>>>

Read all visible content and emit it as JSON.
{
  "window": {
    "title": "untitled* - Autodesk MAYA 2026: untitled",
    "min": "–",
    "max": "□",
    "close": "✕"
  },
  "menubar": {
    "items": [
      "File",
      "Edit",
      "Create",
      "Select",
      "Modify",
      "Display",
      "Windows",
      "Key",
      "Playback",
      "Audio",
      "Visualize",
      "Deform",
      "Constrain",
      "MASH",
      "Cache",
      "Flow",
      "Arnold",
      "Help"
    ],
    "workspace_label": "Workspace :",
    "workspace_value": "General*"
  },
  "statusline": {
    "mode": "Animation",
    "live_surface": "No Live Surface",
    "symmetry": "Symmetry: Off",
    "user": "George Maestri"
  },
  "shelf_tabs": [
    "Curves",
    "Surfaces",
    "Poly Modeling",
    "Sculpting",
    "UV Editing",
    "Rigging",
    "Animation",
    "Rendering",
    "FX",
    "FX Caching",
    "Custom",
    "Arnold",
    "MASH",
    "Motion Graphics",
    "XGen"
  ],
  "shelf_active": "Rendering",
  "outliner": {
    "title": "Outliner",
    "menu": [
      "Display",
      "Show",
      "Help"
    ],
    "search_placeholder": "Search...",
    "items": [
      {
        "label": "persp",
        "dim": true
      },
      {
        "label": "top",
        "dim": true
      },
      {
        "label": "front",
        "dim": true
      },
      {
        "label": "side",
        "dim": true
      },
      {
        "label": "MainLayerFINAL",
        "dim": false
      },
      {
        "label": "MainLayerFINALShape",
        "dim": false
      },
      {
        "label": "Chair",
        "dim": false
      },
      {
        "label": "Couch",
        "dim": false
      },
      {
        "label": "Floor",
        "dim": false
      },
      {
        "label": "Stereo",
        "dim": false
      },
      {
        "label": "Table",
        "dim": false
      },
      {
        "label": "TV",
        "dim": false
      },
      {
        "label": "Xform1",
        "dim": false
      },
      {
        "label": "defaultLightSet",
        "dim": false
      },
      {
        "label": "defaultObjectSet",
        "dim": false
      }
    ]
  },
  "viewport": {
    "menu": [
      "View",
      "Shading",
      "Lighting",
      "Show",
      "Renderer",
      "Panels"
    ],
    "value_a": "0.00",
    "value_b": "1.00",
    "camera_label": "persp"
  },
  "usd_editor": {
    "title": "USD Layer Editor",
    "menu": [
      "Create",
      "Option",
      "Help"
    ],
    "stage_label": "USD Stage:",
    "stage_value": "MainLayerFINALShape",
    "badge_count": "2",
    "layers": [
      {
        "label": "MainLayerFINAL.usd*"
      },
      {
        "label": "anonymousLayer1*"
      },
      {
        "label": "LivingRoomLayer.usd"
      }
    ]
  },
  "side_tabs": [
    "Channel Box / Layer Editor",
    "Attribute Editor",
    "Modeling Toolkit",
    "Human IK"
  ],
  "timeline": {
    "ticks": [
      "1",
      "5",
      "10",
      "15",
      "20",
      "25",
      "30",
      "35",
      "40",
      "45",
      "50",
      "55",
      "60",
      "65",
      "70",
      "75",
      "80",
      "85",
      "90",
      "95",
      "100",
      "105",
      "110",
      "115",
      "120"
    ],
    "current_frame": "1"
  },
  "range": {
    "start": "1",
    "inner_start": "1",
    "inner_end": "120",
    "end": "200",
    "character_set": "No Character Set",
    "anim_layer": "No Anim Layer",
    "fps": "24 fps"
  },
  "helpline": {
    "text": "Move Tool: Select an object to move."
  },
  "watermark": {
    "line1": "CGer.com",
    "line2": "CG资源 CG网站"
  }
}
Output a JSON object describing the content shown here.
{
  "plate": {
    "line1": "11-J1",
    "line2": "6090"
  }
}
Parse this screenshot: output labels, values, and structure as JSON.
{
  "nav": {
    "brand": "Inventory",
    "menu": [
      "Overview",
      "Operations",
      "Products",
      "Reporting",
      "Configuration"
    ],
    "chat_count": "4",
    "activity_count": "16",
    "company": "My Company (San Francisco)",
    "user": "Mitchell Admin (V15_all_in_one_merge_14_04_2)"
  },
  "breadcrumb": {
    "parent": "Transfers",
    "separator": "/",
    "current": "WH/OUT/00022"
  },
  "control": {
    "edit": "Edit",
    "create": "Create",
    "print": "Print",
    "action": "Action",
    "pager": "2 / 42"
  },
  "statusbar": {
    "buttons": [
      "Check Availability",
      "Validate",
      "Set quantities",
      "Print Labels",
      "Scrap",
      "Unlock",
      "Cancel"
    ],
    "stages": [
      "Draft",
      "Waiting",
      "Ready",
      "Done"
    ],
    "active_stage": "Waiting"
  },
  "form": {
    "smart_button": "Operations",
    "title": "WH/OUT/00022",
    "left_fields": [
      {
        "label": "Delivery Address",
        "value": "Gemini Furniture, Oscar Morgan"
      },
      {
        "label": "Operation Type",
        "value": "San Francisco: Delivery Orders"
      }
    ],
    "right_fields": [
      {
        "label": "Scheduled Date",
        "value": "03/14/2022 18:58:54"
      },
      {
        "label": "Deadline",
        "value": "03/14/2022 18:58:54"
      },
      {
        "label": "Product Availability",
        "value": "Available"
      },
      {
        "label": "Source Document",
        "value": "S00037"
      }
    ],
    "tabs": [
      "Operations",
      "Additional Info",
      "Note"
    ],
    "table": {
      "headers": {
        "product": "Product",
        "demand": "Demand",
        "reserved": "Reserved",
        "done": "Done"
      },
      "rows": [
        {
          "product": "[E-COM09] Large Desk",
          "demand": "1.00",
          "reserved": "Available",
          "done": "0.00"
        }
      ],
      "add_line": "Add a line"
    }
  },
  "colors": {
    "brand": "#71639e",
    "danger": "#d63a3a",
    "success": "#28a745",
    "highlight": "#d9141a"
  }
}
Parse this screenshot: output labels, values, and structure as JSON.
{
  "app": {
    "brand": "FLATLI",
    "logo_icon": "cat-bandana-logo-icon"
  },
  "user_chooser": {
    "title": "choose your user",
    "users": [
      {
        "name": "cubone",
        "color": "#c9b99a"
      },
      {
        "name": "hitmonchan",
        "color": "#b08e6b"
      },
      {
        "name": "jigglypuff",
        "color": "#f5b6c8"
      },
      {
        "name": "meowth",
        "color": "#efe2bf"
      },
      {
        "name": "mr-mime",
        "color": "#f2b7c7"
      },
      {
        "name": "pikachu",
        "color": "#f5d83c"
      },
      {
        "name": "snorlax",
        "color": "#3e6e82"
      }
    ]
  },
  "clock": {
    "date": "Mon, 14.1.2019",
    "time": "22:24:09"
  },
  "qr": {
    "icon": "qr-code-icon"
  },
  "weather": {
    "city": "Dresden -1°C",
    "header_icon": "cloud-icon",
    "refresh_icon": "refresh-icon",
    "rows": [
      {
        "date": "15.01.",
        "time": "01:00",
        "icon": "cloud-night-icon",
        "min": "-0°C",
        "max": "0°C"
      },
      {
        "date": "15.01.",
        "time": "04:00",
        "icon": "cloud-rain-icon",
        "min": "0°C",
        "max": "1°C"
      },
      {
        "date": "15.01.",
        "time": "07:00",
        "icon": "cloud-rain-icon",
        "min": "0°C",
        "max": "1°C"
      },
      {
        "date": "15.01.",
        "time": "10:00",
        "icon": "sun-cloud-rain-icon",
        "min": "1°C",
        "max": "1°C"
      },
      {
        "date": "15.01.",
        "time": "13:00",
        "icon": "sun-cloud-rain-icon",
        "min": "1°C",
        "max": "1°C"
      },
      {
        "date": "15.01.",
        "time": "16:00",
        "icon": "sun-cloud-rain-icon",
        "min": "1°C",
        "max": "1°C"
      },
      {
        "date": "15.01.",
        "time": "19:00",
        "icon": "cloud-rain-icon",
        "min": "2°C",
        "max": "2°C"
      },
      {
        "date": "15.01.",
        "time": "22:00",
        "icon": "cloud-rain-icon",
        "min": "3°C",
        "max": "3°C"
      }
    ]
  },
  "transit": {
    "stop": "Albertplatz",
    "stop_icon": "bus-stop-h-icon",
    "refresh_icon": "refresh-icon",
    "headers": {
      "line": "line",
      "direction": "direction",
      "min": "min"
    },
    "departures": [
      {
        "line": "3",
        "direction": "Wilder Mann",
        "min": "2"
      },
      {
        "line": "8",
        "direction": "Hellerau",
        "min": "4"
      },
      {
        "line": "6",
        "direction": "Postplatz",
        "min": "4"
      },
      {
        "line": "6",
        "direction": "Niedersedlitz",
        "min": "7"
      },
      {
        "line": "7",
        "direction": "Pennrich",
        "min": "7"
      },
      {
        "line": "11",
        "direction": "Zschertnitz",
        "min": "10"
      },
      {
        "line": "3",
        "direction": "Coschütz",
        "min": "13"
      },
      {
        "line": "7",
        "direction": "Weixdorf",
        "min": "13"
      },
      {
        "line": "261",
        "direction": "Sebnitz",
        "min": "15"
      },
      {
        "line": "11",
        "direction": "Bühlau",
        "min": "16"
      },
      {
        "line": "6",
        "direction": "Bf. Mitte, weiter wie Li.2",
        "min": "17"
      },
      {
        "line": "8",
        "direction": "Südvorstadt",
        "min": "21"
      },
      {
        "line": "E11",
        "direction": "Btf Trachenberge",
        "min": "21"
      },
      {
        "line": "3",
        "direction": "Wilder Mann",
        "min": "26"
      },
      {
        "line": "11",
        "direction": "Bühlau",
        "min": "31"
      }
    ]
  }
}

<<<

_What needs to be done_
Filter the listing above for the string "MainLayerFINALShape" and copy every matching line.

_Expected answer_
        "label": "MainLayerFINALShape",
    "stage_value": "MainLayerFINALShape",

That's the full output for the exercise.